▶ Task directions: Please copy the data below exactly; none of the pictures in it belong in the copy.

▶ Provided entries:
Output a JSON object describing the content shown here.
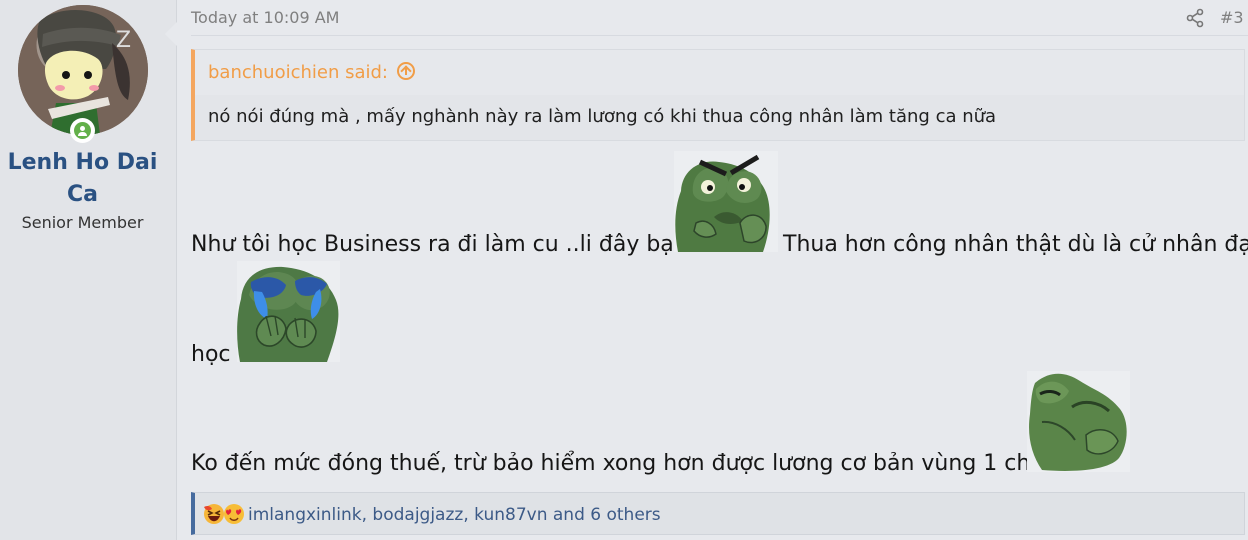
{
  "post": {
    "author": {
      "name_line1": "Lenh Ho Dai",
      "name_line2": "Ca",
      "title": "Senior Member",
      "status": "online"
    },
    "timestamp": "Today at 10:09 AM",
    "post_number": "#3",
    "quote": {
      "author_label": "banchuoichien said:",
      "text": "nó nói đúng mà , mấy nghành này ra làm lương có khi thua công nhân làm tăng ca nữa"
    },
    "body": {
      "line1_before": "Như tôi học Business ra đi làm cu ..li đây bạn",
      "line1_after": "Thua hơn công nhân thật dù là cử nhân đại",
      "line2": "học",
      "line3": "Ko đến mức đóng thuế, trừ bảo hiểm xong hơn được lương cơ bản vùng 1 chút"
    },
    "stickers": [
      "angry-frog-sticker",
      "crying-frog-sticker",
      "lying-frog-sticker"
    ],
    "reactions": {
      "icons": [
        "haha-reaction-icon",
        "love-reaction-icon"
      ],
      "text": "imlangxinlink, bodajgjazz, kun87vn and 6 others"
    }
  }
}
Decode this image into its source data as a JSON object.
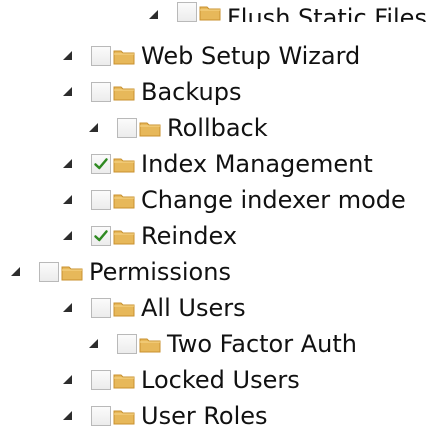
{
  "tree": {
    "items": [
      {
        "label": "Flush Static Files",
        "checked": false
      },
      {
        "label": "Web Setup Wizard",
        "checked": false
      },
      {
        "label": "Backups",
        "checked": false
      },
      {
        "label": "Rollback",
        "checked": false
      },
      {
        "label": "Index Management",
        "checked": true
      },
      {
        "label": "Change indexer mode",
        "checked": false
      },
      {
        "label": "Reindex",
        "checked": true
      },
      {
        "label": "Permissions",
        "checked": false
      },
      {
        "label": "All Users",
        "checked": false
      },
      {
        "label": "Two Factor Auth",
        "checked": false
      },
      {
        "label": "Locked Users",
        "checked": false
      },
      {
        "label": "User Roles",
        "checked": false
      }
    ]
  },
  "colors": {
    "checkmark": "#2f8a22",
    "folder": "#e7b85a",
    "folder_dark": "#c8912f",
    "text": "#111111"
  },
  "icons": {
    "expander": "triangle-expanded-icon",
    "folder": "folder-icon",
    "checkbox": "checkbox-icon",
    "checkmark": "checkmark-icon"
  }
}
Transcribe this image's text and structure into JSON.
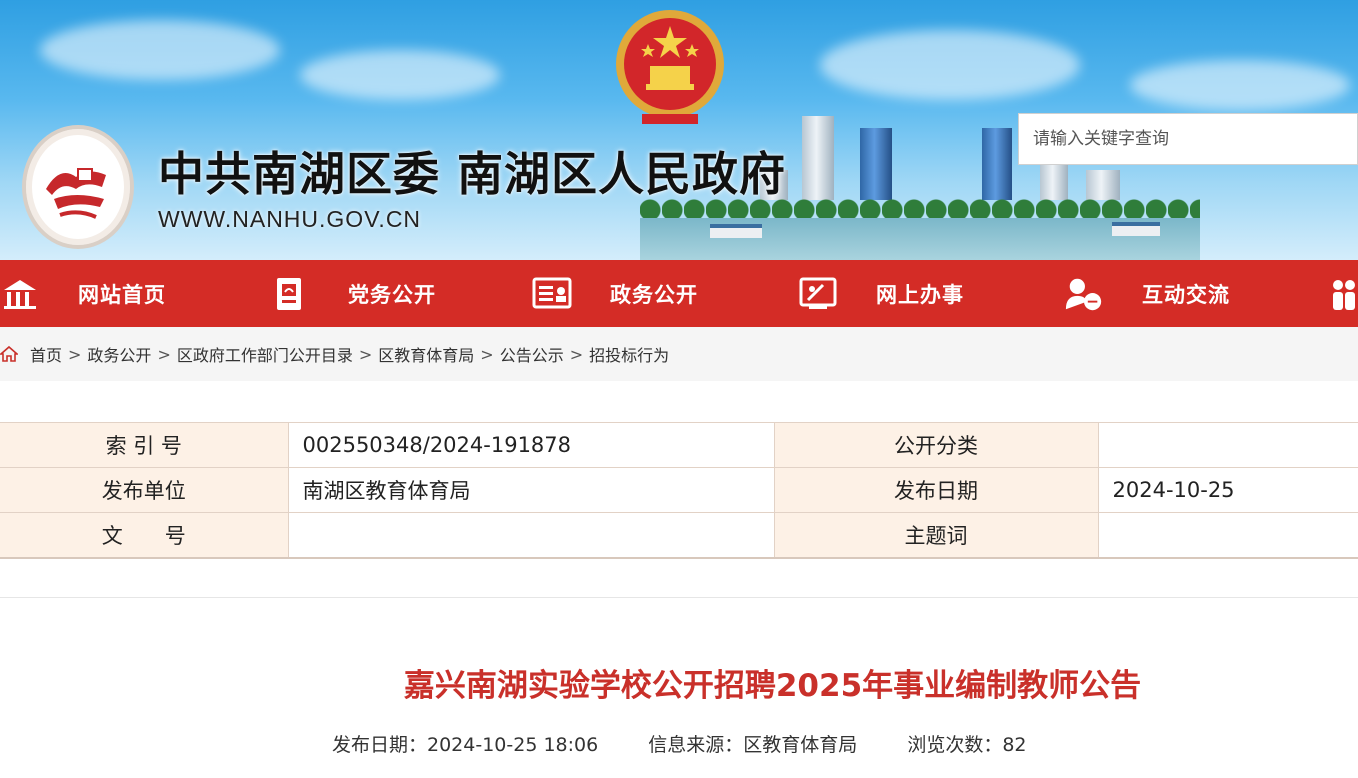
{
  "header": {
    "title": "中共南湖区委 南湖区人民政府",
    "url": "WWW.NANHU.GOV.CN",
    "search": {
      "placeholder": "请输入关键字查询",
      "value": ""
    }
  },
  "nav": {
    "items": [
      {
        "label": "网站首页",
        "icon": "home-icon"
      },
      {
        "label": "党务公开",
        "icon": "party-icon"
      },
      {
        "label": "政务公开",
        "icon": "document-icon"
      },
      {
        "label": "网上办事",
        "icon": "service-icon"
      },
      {
        "label": "互动交流",
        "icon": "chat-user-icon"
      },
      {
        "label": "",
        "icon": "people-icon"
      }
    ]
  },
  "breadcrumb": {
    "items": [
      "首页",
      "政务公开",
      "区政府工作部门公开目录",
      "区教育体育局",
      "公告公示",
      "招投标行为"
    ],
    "separator": ">"
  },
  "meta": {
    "rows": [
      {
        "k1": "索 引 号",
        "v1": "002550348/2024-191878",
        "k2": "公开分类",
        "v2": ""
      },
      {
        "k1": "发布单位",
        "v1": "南湖区教育体育局",
        "k2": "发布日期",
        "v2": "2024-10-25"
      },
      {
        "k1": "文　　号",
        "v1": "",
        "k2": "主题词",
        "v2": ""
      }
    ]
  },
  "article": {
    "title": "嘉兴南湖实验学校公开招聘2025年事业编制教师公告",
    "date": "发布日期：2024-10-25 18:06",
    "source": "信息来源：区教育体育局",
    "views": "浏览次数：82"
  },
  "colors": {
    "nav_bg": "#d42c26",
    "title_red": "#c9302a",
    "table_key_bg": "#fdf1e6"
  }
}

▶ Exercise solution:
Output a JSON object describing the content shown here.
{
  "post": {
    "author": {
      "name_line1": "Lenh Ho Dai",
      "name_line2": "Ca",
      "title": "Senior Member",
      "status": "online"
    },
    "timestamp": "Today at 10:09 AM",
    "post_number": "#3",
    "quote": {
      "author_label": "banchuoichien said:",
      "text": "nó nói đúng mà , mấy nghành này ra làm lương có khi thua công nhân làm tăng ca nữa"
    },
    "body": {
      "line1_before": "Như tôi học Business ra đi làm cu ..li đây bạn",
      "line1_after": "Thua hơn công nhân thật dù là cử nhân đại",
      "line2": "học",
      "line3": "Ko đến mức đóng thuế, trừ bảo hiểm xong hơn được lương cơ bản vùng 1 chút"
    },
    "stickers": [
      "angry-frog-sticker",
      "crying-frog-sticker",
      "lying-frog-sticker"
    ],
    "reactions": {
      "icons": [
        "haha-reaction-icon",
        "love-reaction-icon"
      ],
      "text": "imlangxinlink, bodajgjazz, kun87vn and 6 others"
    }
  }
}
Decode this image into its source data as a JSON object.
{
  "tree": {
    "items": [
      {
        "label": "Flush Static Files",
        "checked": false
      },
      {
        "label": "Web Setup Wizard",
        "checked": false
      },
      {
        "label": "Backups",
        "checked": false
      },
      {
        "label": "Rollback",
        "checked": false
      },
      {
        "label": "Index Management",
        "checked": true
      },
      {
        "label": "Change indexer mode",
        "checked": false
      },
      {
        "label": "Reindex",
        "checked": true
      },
      {
        "label": "Permissions",
        "checked": false
      },
      {
        "label": "All Users",
        "checked": false
      },
      {
        "label": "Two Factor Auth",
        "checked": false
      },
      {
        "label": "Locked Users",
        "checked": false
      },
      {
        "label": "User Roles",
        "checked": false
      }
    ]
  },
  "colors": {
    "checkmark": "#2f8a22",
    "folder": "#e7b85a",
    "folder_dark": "#c8912f",
    "text": "#111111"
  },
  "icons": {
    "expander": "triangle-expanded-icon",
    "folder": "folder-icon",
    "checkbox": "checkbox-icon",
    "checkmark": "checkmark-icon"
  }
}
Transcribe this image's text and structure into JSON.
{
  "header": {
    "title": "中共南湖区委 南湖区人民政府",
    "url": "WWW.NANHU.GOV.CN",
    "search": {
      "placeholder": "请输入关键字查询",
      "value": ""
    }
  },
  "nav": {
    "items": [
      {
        "label": "网站首页",
        "icon": "home-icon"
      },
      {
        "label": "党务公开",
        "icon": "party-icon"
      },
      {
        "label": "政务公开",
        "icon": "document-icon"
      },
      {
        "label": "网上办事",
        "icon": "service-icon"
      },
      {
        "label": "互动交流",
        "icon": "chat-user-icon"
      },
      {
        "label": "",
        "icon": "people-icon"
      }
    ]
  },
  "breadcrumb": {
    "items": [
      "首页",
      "政务公开",
      "区政府工作部门公开目录",
      "区教育体育局",
      "公告公示",
      "招投标行为"
    ],
    "separator": ">"
  },
  "meta": {
    "rows": [
      {
        "k1": "索 引 号",
        "v1": "002550348/2024-191878",
        "k2": "公开分类",
        "v2": ""
      },
      {
        "k1": "发布单位",
        "v1": "南湖区教育体育局",
        "k2": "发布日期",
        "v2": "2024-10-25"
      },
      {
        "k1": "文　　号",
        "v1": "",
        "k2": "主题词",
        "v2": ""
      }
    ]
  },
  "article": {
    "title": "嘉兴南湖实验学校公开招聘2025年事业编制教师公告",
    "date": "发布日期：2024-10-25 18:06",
    "source": "信息来源：区教育体育局",
    "views": "浏览次数：82"
  },
  "colors": {
    "nav_bg": "#d42c26",
    "title_red": "#c9302a",
    "table_key_bg": "#fdf1e6"
  }
}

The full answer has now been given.